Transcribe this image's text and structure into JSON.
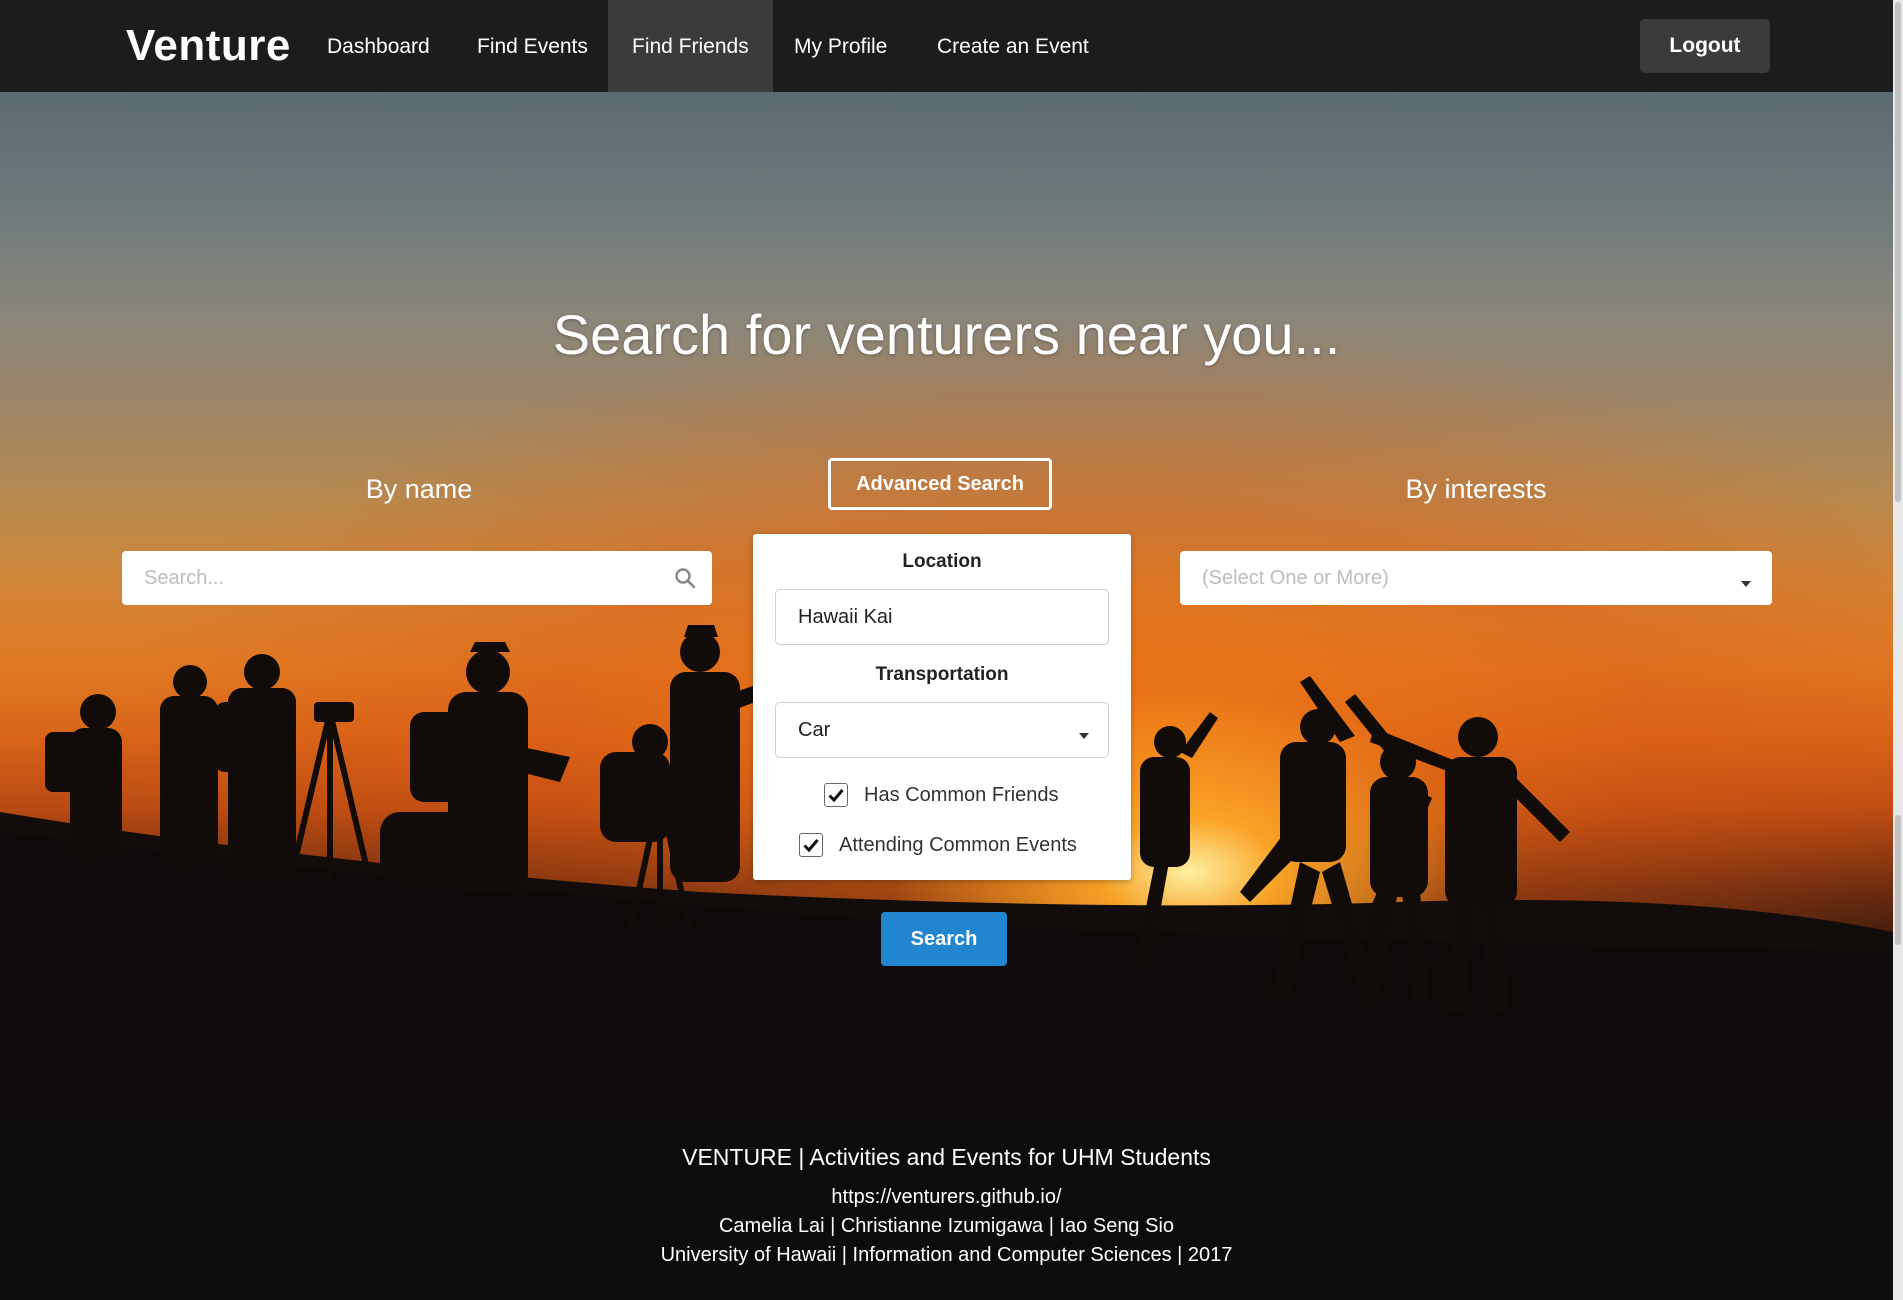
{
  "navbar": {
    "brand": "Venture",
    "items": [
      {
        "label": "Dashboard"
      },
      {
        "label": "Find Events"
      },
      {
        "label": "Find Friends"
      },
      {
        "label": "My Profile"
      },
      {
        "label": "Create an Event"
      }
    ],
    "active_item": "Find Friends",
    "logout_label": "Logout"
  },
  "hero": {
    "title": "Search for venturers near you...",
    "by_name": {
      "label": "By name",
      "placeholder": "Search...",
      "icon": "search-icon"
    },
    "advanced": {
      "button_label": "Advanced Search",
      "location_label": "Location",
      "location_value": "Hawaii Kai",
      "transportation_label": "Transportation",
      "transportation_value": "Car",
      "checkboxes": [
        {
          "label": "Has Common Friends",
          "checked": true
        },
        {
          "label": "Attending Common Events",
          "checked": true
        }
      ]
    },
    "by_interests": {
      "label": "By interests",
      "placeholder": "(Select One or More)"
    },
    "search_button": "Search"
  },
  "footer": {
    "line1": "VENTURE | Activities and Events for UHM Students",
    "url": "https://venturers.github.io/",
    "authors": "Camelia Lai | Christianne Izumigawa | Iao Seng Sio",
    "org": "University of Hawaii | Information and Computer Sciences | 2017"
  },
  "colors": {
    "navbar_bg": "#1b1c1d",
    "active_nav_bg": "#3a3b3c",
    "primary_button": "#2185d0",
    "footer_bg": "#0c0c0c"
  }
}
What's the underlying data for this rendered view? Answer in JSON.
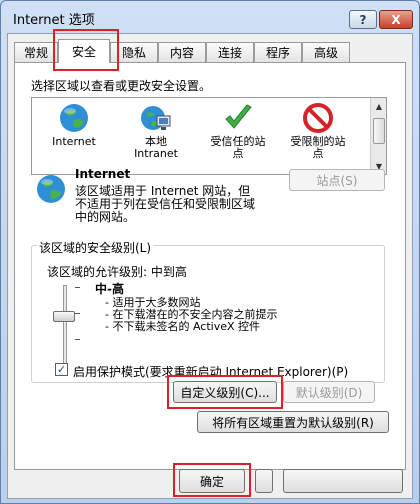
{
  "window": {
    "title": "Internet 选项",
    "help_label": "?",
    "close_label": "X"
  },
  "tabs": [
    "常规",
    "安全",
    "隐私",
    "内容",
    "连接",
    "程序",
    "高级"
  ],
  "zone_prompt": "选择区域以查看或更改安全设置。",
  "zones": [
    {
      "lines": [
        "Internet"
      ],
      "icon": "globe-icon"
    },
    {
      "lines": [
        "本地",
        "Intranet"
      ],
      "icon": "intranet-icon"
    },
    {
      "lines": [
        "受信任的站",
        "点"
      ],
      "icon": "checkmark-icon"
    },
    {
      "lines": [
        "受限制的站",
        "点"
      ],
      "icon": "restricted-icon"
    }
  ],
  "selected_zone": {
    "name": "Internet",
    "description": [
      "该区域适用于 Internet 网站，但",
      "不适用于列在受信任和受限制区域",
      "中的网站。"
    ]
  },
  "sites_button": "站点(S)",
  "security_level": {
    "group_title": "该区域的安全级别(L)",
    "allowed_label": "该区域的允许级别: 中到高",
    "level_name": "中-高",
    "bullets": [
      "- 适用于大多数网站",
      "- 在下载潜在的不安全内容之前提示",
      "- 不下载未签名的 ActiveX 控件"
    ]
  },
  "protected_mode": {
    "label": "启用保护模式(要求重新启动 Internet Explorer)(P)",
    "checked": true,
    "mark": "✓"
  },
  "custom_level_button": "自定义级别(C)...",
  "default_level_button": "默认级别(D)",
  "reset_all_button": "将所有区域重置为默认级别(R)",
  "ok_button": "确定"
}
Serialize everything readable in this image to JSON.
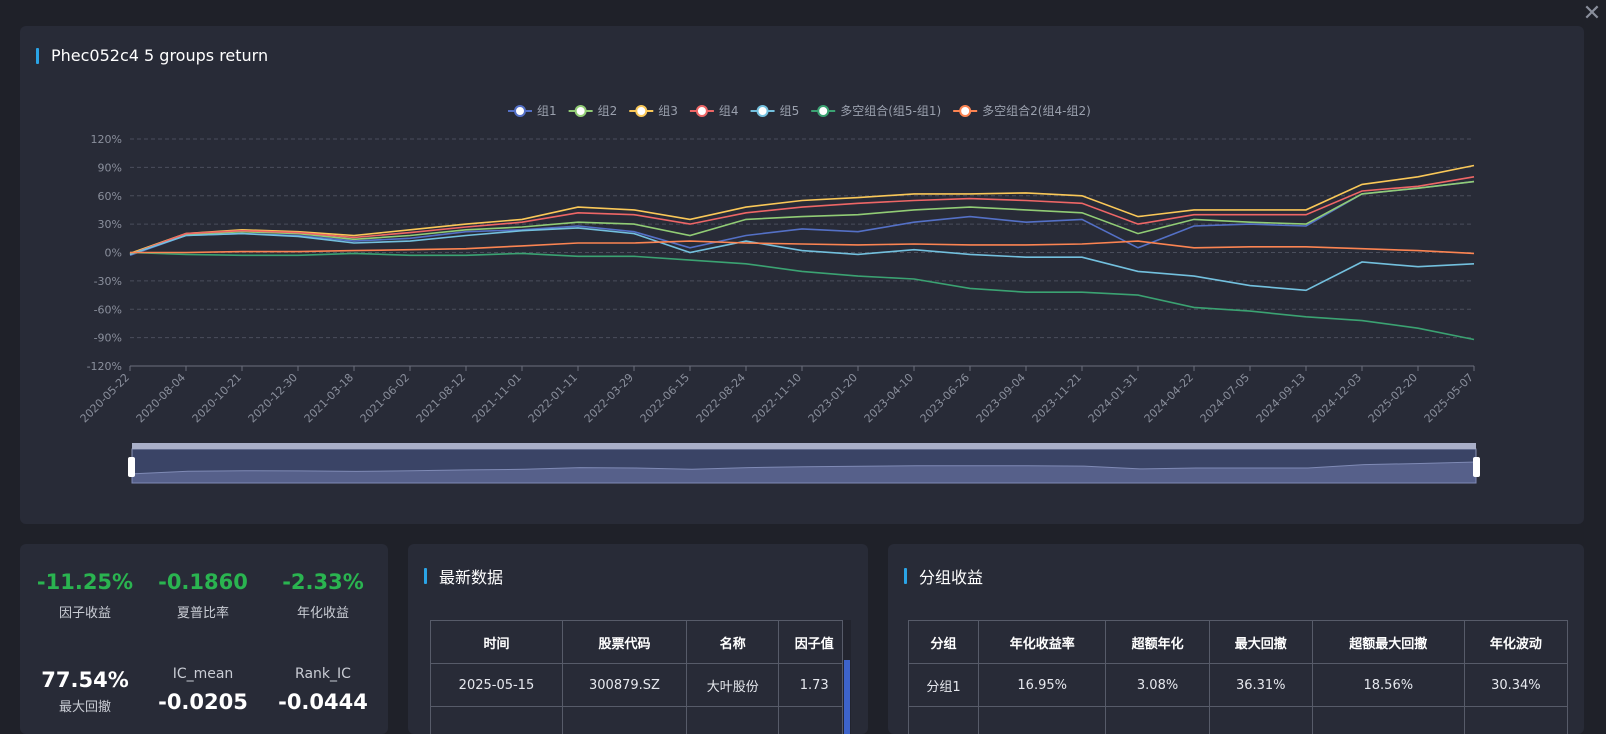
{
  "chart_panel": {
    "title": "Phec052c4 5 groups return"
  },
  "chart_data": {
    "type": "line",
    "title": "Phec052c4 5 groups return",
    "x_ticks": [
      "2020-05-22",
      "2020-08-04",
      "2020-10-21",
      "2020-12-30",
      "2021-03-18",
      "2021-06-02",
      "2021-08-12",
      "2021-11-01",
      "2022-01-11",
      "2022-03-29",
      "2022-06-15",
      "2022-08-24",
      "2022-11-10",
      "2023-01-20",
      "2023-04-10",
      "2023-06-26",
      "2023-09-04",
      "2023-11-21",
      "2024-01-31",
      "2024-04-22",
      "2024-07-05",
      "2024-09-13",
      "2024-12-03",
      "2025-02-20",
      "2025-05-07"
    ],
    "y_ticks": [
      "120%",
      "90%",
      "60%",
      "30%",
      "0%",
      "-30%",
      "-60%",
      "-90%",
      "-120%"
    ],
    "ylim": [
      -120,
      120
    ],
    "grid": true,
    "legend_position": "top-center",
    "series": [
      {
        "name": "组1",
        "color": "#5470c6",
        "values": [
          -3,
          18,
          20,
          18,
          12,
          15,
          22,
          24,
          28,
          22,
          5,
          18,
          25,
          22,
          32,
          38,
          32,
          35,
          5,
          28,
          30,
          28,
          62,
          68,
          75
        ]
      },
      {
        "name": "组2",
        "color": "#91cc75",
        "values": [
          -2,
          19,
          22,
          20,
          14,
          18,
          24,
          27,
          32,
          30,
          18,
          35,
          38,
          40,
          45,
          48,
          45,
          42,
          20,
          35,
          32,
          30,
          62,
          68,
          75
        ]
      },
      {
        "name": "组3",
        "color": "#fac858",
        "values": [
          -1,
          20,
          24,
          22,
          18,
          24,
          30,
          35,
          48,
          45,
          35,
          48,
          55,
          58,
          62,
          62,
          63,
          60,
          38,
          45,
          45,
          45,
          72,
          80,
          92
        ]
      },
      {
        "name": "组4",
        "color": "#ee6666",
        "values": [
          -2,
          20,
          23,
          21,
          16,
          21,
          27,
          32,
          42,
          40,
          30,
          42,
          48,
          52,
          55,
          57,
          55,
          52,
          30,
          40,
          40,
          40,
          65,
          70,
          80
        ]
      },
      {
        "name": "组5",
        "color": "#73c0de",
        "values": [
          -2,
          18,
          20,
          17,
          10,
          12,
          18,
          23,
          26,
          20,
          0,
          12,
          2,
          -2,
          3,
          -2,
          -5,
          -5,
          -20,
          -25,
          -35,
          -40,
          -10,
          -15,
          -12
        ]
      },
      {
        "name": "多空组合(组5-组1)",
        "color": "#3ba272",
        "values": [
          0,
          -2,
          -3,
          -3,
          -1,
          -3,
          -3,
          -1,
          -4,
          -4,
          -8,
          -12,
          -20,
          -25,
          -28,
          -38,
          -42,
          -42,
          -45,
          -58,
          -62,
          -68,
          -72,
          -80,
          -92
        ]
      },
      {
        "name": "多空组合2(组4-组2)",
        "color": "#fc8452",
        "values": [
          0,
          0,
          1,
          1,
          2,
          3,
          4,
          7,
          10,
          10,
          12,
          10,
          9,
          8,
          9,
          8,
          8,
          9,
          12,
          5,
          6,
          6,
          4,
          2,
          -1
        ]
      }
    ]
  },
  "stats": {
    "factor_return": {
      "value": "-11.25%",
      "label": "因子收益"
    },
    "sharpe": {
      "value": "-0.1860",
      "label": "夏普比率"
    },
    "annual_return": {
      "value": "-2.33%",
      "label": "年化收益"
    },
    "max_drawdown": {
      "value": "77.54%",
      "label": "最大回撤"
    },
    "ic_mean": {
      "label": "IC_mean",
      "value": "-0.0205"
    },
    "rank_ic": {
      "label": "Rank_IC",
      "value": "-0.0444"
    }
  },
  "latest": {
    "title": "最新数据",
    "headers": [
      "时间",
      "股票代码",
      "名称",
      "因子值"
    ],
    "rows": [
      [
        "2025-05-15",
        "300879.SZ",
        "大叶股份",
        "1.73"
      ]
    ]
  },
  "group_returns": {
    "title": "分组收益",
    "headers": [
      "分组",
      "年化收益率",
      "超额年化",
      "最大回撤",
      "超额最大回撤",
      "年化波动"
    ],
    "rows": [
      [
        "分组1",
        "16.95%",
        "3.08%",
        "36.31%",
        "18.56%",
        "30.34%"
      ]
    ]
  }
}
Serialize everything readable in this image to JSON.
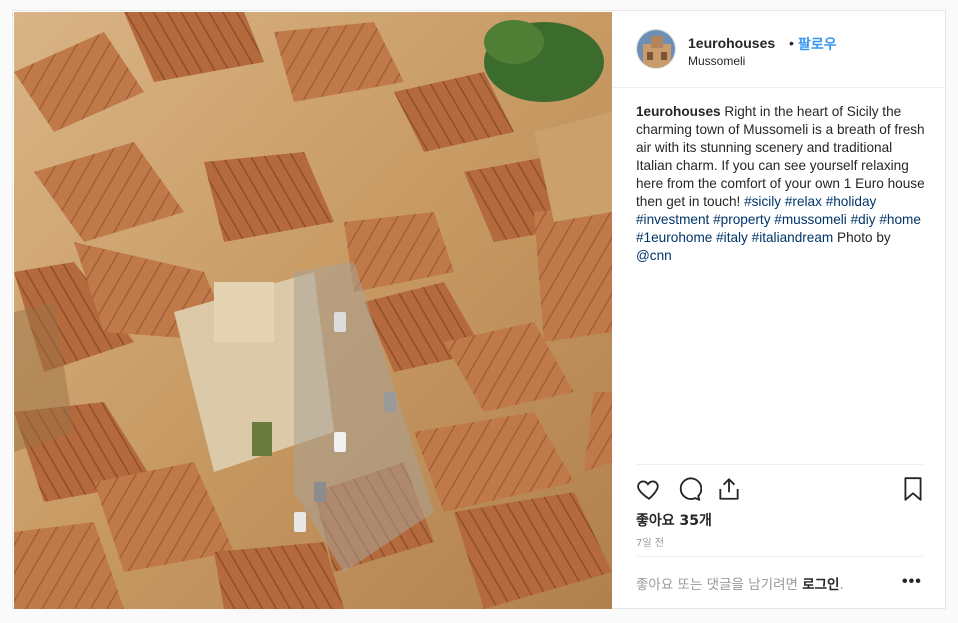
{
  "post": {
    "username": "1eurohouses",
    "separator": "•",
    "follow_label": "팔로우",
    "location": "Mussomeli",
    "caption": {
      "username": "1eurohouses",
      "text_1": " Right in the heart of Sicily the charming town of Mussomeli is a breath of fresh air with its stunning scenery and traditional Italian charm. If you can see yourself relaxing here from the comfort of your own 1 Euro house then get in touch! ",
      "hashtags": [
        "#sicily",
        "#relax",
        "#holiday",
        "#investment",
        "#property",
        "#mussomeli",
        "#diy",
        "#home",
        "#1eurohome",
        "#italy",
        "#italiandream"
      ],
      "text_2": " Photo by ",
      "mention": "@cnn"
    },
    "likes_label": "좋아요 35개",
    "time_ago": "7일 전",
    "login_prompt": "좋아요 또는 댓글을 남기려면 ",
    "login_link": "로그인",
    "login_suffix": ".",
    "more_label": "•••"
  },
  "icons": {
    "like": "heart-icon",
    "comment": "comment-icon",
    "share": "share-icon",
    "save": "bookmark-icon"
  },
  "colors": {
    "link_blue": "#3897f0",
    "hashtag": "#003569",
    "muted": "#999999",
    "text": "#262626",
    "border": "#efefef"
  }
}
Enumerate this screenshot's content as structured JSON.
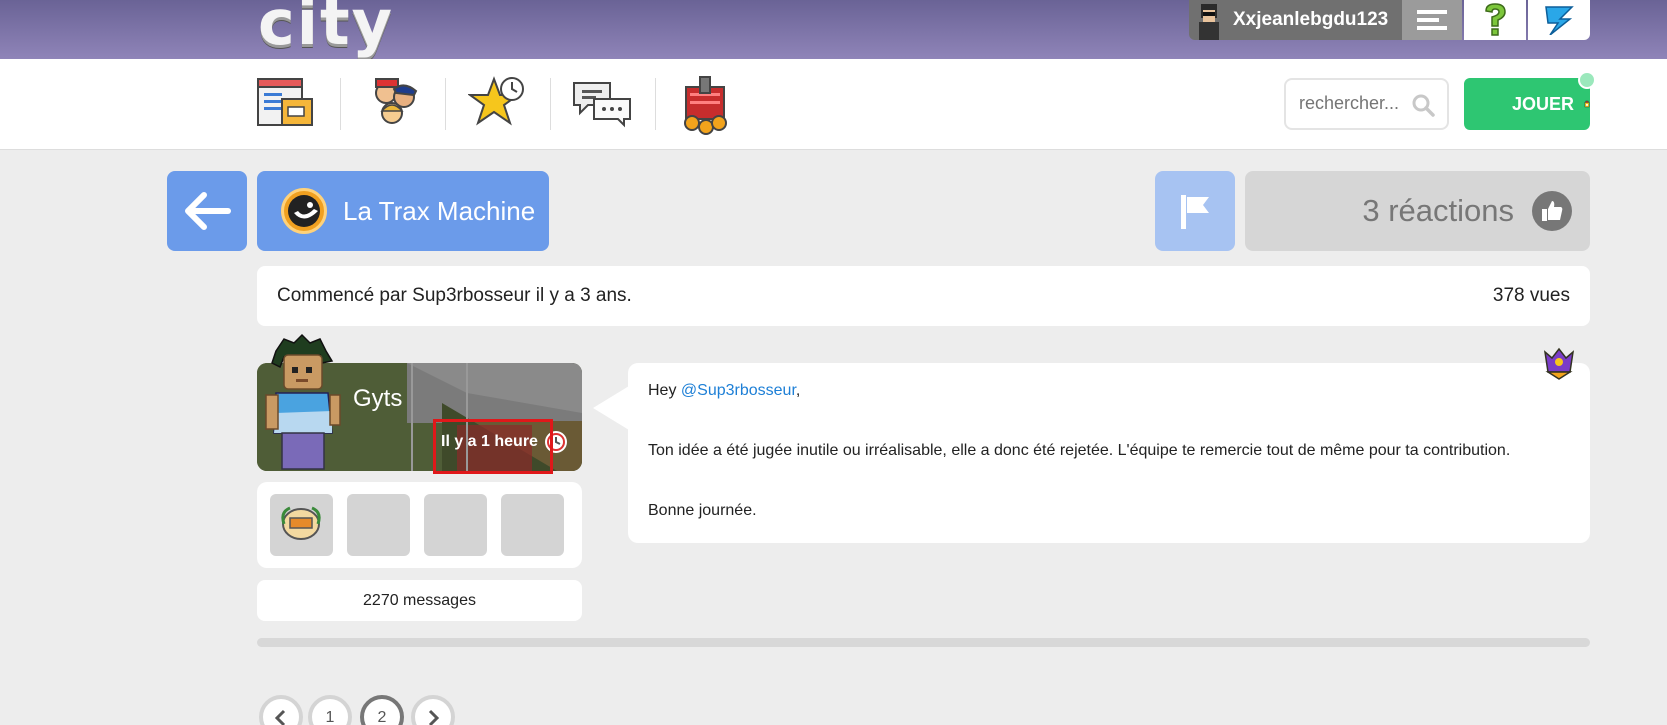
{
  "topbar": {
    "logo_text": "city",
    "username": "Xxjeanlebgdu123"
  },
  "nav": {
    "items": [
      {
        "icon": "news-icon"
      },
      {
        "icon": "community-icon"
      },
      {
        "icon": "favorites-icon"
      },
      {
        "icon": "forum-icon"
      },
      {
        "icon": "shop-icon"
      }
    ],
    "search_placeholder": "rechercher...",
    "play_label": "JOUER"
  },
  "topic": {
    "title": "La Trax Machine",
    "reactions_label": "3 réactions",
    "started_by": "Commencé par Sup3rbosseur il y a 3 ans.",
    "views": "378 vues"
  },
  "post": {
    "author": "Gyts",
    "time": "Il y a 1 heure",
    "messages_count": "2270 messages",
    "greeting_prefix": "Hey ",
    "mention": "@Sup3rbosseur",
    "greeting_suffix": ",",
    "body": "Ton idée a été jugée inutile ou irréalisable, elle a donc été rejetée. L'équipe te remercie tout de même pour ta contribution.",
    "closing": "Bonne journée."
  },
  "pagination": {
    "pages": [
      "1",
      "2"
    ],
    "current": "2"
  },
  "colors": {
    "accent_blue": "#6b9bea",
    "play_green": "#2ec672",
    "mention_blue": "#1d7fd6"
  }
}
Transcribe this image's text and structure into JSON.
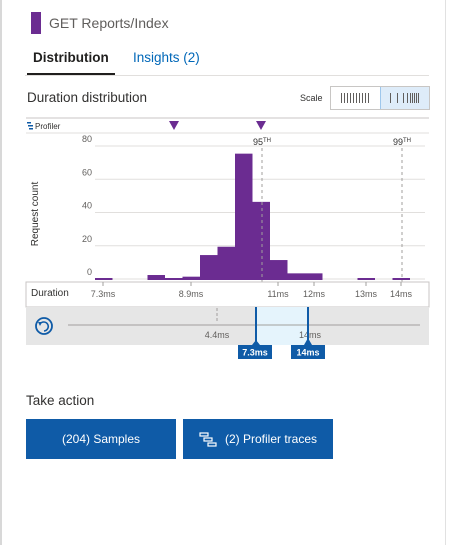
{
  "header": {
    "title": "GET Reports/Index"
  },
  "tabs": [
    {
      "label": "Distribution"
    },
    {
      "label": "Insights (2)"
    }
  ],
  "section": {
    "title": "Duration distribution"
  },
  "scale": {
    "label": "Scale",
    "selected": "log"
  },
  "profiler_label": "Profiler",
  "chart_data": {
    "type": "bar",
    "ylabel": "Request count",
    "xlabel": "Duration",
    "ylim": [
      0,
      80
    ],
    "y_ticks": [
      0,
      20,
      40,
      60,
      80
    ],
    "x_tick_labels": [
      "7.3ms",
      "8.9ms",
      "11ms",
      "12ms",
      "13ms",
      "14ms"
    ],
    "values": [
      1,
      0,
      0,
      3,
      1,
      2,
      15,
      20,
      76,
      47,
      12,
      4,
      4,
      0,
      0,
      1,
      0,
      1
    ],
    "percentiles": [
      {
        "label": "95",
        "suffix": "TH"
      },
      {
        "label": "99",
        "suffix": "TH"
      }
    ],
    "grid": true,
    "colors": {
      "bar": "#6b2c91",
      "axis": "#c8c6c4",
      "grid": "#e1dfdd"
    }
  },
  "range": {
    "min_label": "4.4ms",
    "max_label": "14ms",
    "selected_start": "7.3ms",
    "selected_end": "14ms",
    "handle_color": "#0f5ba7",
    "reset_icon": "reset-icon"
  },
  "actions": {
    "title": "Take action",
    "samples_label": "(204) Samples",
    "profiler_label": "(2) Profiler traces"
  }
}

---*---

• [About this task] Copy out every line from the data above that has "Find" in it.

• [Exercise result]
        "label": "Find Events"
        "label": "Find Friends"
    "active_item": "Find Friends",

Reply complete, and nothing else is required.